Frawley T.H., D.K. Briscoe, P.C. Daniel, G.L. Britten, L.B. Crowder, C.J. Robinson, W.F. Gilly (2019), Impacts of a transition to tropical oceanic conditions on Gulf of California Jumbo Squid Dosidicus gigas, ICES Journal of Marine Science,doi: 10.1093/icesjms/fsz133
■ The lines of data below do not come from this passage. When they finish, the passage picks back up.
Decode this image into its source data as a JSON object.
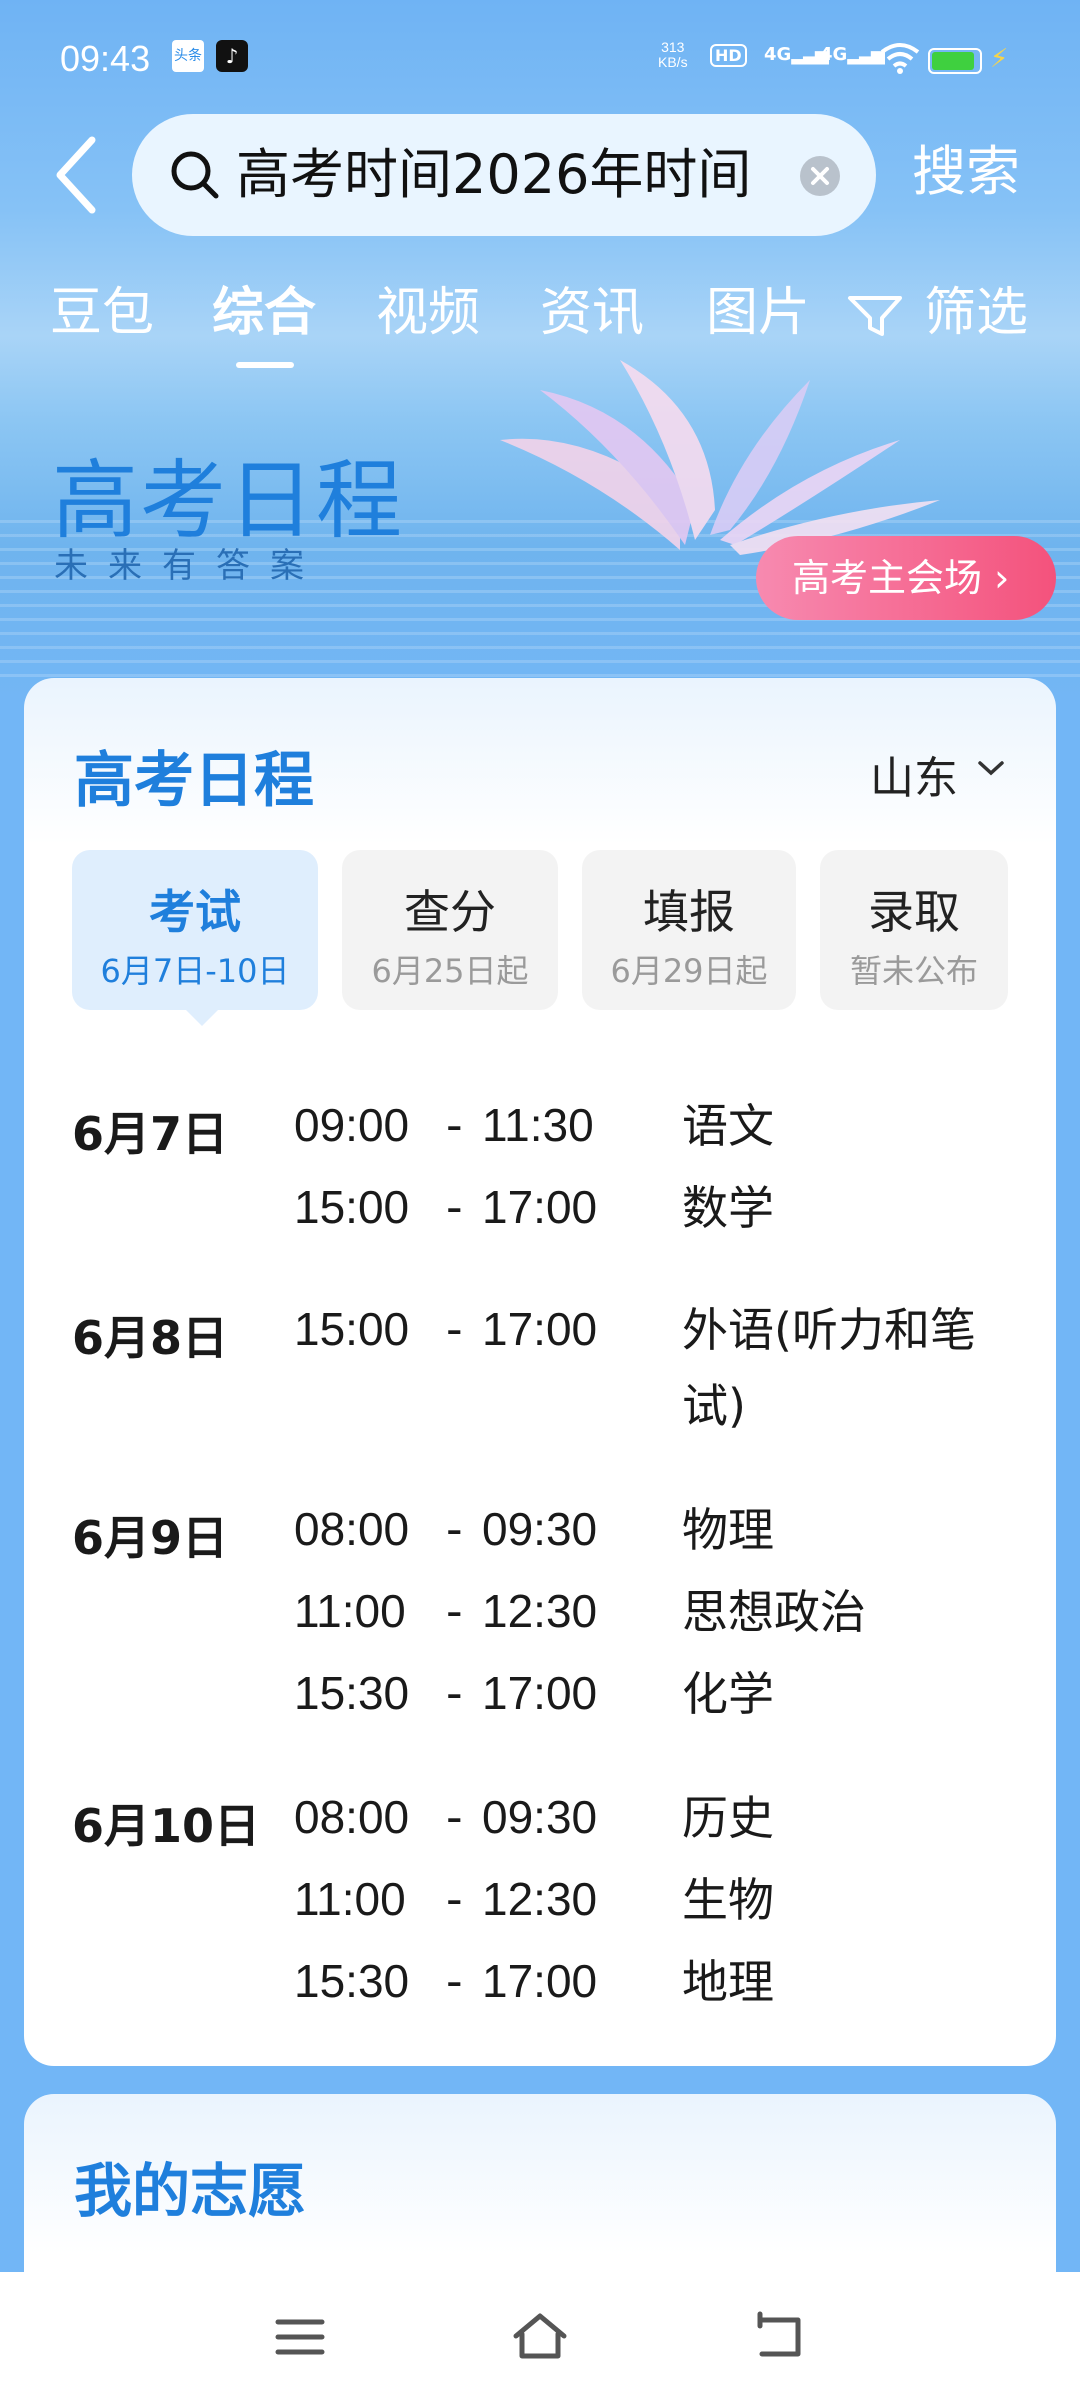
{
  "status_bar": {
    "time": "09:43",
    "app1": "头条",
    "app2": "♪",
    "speed_value": "313",
    "speed_unit": "KB/s",
    "hd": "HD",
    "net1": "4G",
    "net2": "4G"
  },
  "search": {
    "query": "高考时间2026年时间",
    "button": "搜索"
  },
  "tabs": [
    "豆包",
    "综合",
    "视频",
    "资讯",
    "图片",
    "筛选"
  ],
  "banner": {
    "title": "高考日程",
    "subtitle": "未来有答案",
    "venue_button": "高考主会场"
  },
  "schedule": {
    "title": "高考日程",
    "province": "山东",
    "stages": [
      {
        "name": "考试",
        "date": "6月7日-10日"
      },
      {
        "name": "查分",
        "date": "6月25日起"
      },
      {
        "name": "填报",
        "date": "6月29日起"
      },
      {
        "name": "录取",
        "date": "暂未公布"
      }
    ],
    "days": [
      {
        "date": "6月7日",
        "slots": [
          {
            "start": "09:00",
            "end": "11:30",
            "subject": "语文"
          },
          {
            "start": "15:00",
            "end": "17:00",
            "subject": "数学"
          }
        ]
      },
      {
        "date": "6月8日",
        "slots": [
          {
            "start": "15:00",
            "end": "17:00",
            "subject": "外语(听力和笔试)"
          }
        ]
      },
      {
        "date": "6月9日",
        "slots": [
          {
            "start": "08:00",
            "end": "09:30",
            "subject": "物理"
          },
          {
            "start": "11:00",
            "end": "12:30",
            "subject": "思想政治"
          },
          {
            "start": "15:30",
            "end": "17:00",
            "subject": "化学"
          }
        ]
      },
      {
        "date": "6月10日",
        "slots": [
          {
            "start": "08:00",
            "end": "09:30",
            "subject": "历史"
          },
          {
            "start": "11:00",
            "end": "12:30",
            "subject": "生物"
          },
          {
            "start": "15:30",
            "end": "17:00",
            "subject": "地理"
          }
        ]
      }
    ],
    "dash": "-"
  },
  "wishes": {
    "title": "我的志愿"
  },
  "colors": {
    "accent": "#1f7fdc",
    "background": "#72b6f6",
    "venue_button": "#f4527c"
  }
}
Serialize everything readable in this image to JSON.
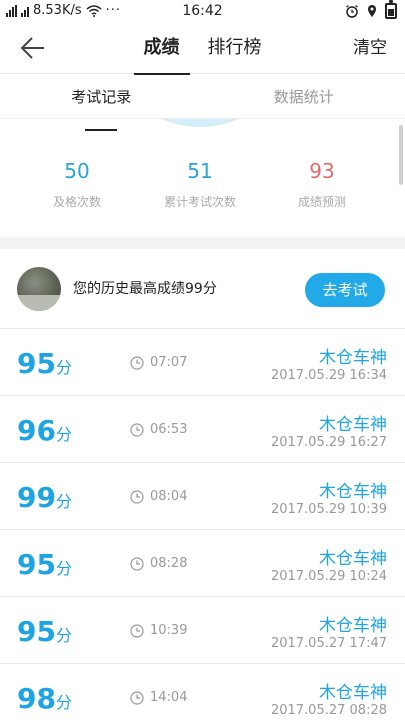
{
  "status_bar": {
    "network_speed": "8.53K/s",
    "time": "16:42"
  },
  "top_nav": {
    "tabs": [
      {
        "label": "成绩",
        "active": true
      },
      {
        "label": "排行榜",
        "active": false
      }
    ],
    "clear_label": "清空"
  },
  "sub_tabs": [
    {
      "label": "考试记录",
      "active": true
    },
    {
      "label": "数据统计",
      "active": false
    }
  ],
  "stats": [
    {
      "value": "50",
      "label": "及格次数",
      "color": "#2aa3d8"
    },
    {
      "value": "51",
      "label": "累计考试次数",
      "color": "#2aa3d8"
    },
    {
      "value": "93",
      "label": "成绩预测",
      "color": "#e06b6b"
    }
  ],
  "best": {
    "text": "您的历史最高成绩99分",
    "button_label": "去考试"
  },
  "records": [
    {
      "score": "95",
      "unit": "分",
      "duration": "07:07",
      "name": "木仓车神",
      "date": "2017.05.29  16:34"
    },
    {
      "score": "96",
      "unit": "分",
      "duration": "06:53",
      "name": "木仓车神",
      "date": "2017.05.29  16:27"
    },
    {
      "score": "99",
      "unit": "分",
      "duration": "08:04",
      "name": "木仓车神",
      "date": "2017.05.29  10:39"
    },
    {
      "score": "95",
      "unit": "分",
      "duration": "08:28",
      "name": "木仓车神",
      "date": "2017.05.29  10:24"
    },
    {
      "score": "95",
      "unit": "分",
      "duration": "10:39",
      "name": "木仓车神",
      "date": "2017.05.27  17:47"
    },
    {
      "score": "98",
      "unit": "分",
      "duration": "14:04",
      "name": "木仓车神",
      "date": "2017.05.27  08:28"
    }
  ]
}
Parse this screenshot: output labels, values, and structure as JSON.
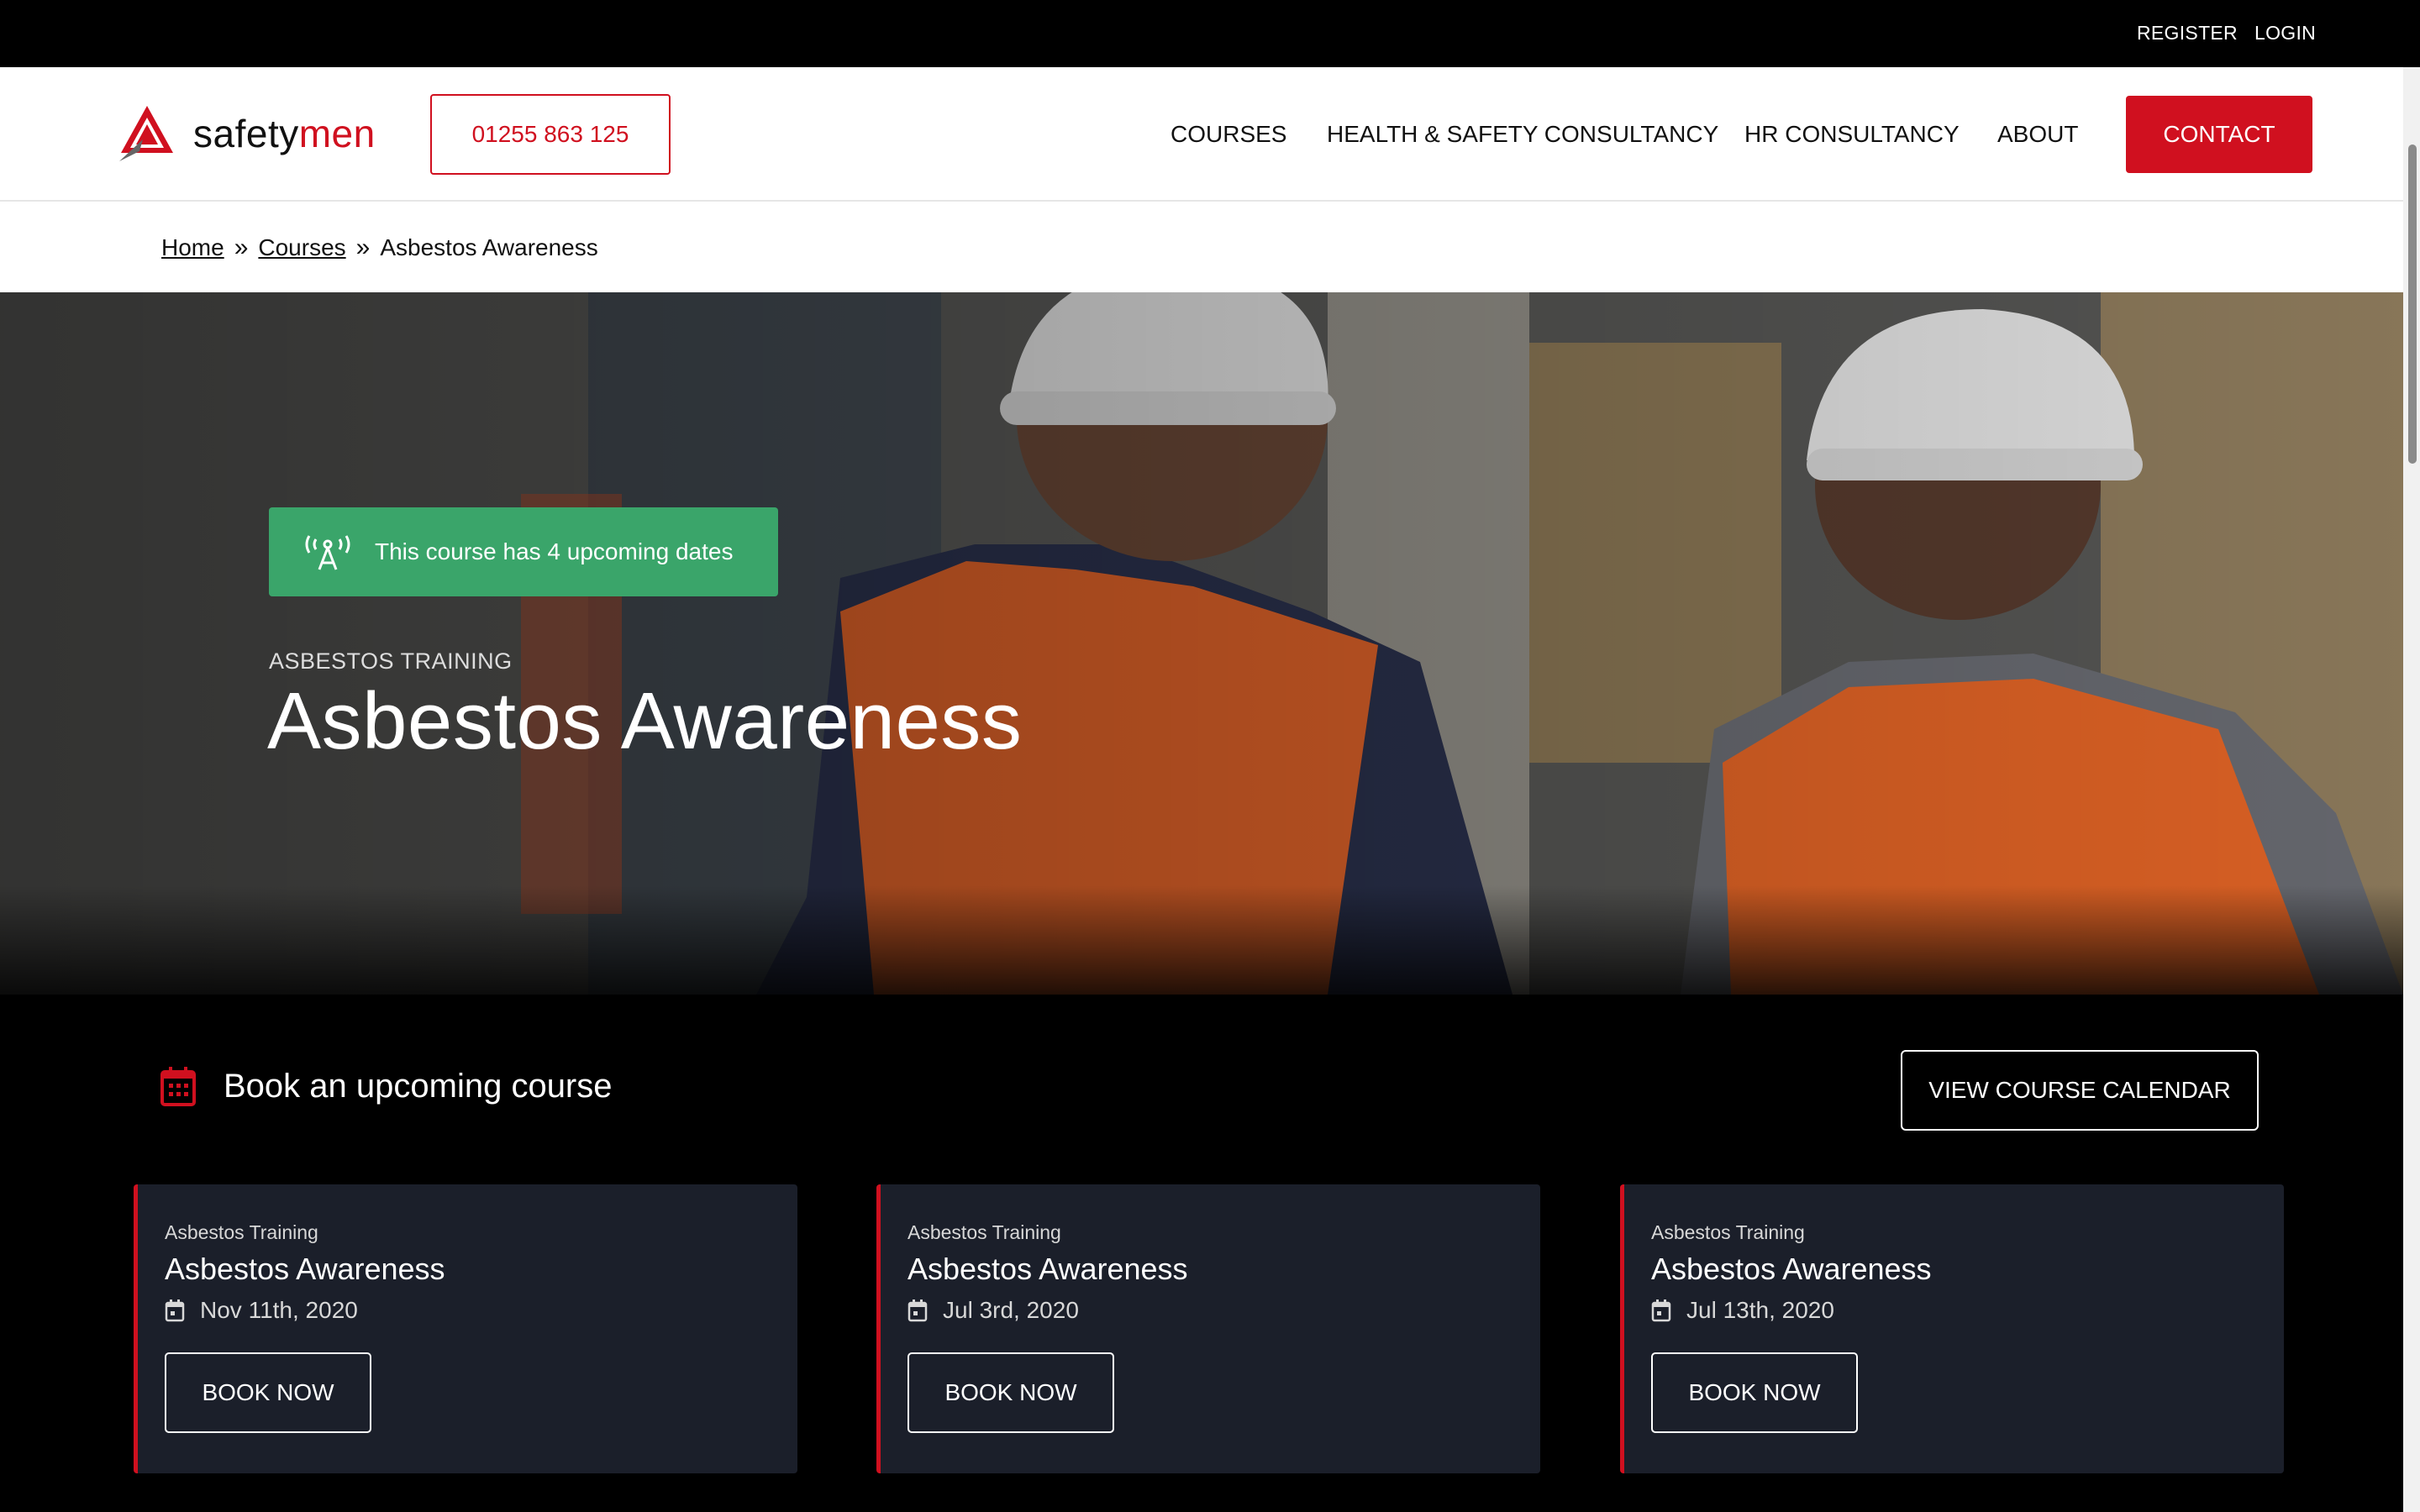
{
  "topbar": {
    "register": "REGISTER",
    "login": "LOGIN"
  },
  "header": {
    "logo": {
      "part1": "safety",
      "part2": "men"
    },
    "phone": "01255 863 125",
    "nav": [
      "COURSES",
      "HEALTH & SAFETY CONSULTANCY",
      "HR CONSULTANCY",
      "ABOUT"
    ],
    "contact": "CONTACT"
  },
  "breadcrumb": {
    "home": "Home",
    "courses": "Courses",
    "current": "Asbestos Awareness"
  },
  "hero": {
    "badge": "This course has 4 upcoming dates",
    "category": "ASBESTOS TRAINING",
    "title": "Asbestos Awareness"
  },
  "booking": {
    "heading": "Book an upcoming course",
    "calendar_button": "VIEW COURSE CALENDAR",
    "cards": [
      {
        "category": "Asbestos Training",
        "name": "Asbestos Awareness",
        "date": "Nov 11th, 2020",
        "button": "BOOK NOW"
      },
      {
        "category": "Asbestos Training",
        "name": "Asbestos Awareness",
        "date": "Jul 3rd, 2020",
        "button": "BOOK NOW"
      },
      {
        "category": "Asbestos Training",
        "name": "Asbestos Awareness",
        "date": "Jul 13th, 2020",
        "button": "BOOK NOW"
      }
    ]
  },
  "colors": {
    "brand_red": "#d0101f",
    "badge_green": "#3aa56a",
    "card_bg": "#1b1f2a"
  }
}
Interannual oceanic oscillations, climate change, and extreme events present a significant and complex challenge to management of pelagic fisheries. In recent years, anomalous oceanographic and atmospheric conditions have been reported across the northeast Pacific, yet research results concerning the biophysical mechanisms impacting specific organisms, populations, and fishery systems remain scarce. Here we discuss trends within the Gulf of California’s jumbo squid fishery in the context of relevant climate drivers, ecological dynamics, and mesoscale oceanographic processes. Following the 2009–2010 El Niño event, the jig-based fishery collapsed as squid adopted the small size-at-maturity phenotype characteristic of this species in the equatorial portion of its range. Analysis of regional sea surface temperatures and heights indicates a pronounced shift in the oceanographic trajectory of the system between the 2009–2010 and 2015–2016 El Niño events, whereas in situ hydrographic sampling reveals coincident changes in subsurface temperature and salinity. With persistently tropical oceanic conditions present across critical portions of their pelagic habitat, jumbo squid have lost access to previously productive coastal foraging zones, which in turn has limited opportunities for fishery recovery. Given the importance of jumbo squid to the region’s pelagic marine foodwebs, the long-term persistence of such phenomena could have significant implications for local fisheries, economies, and livelihoods.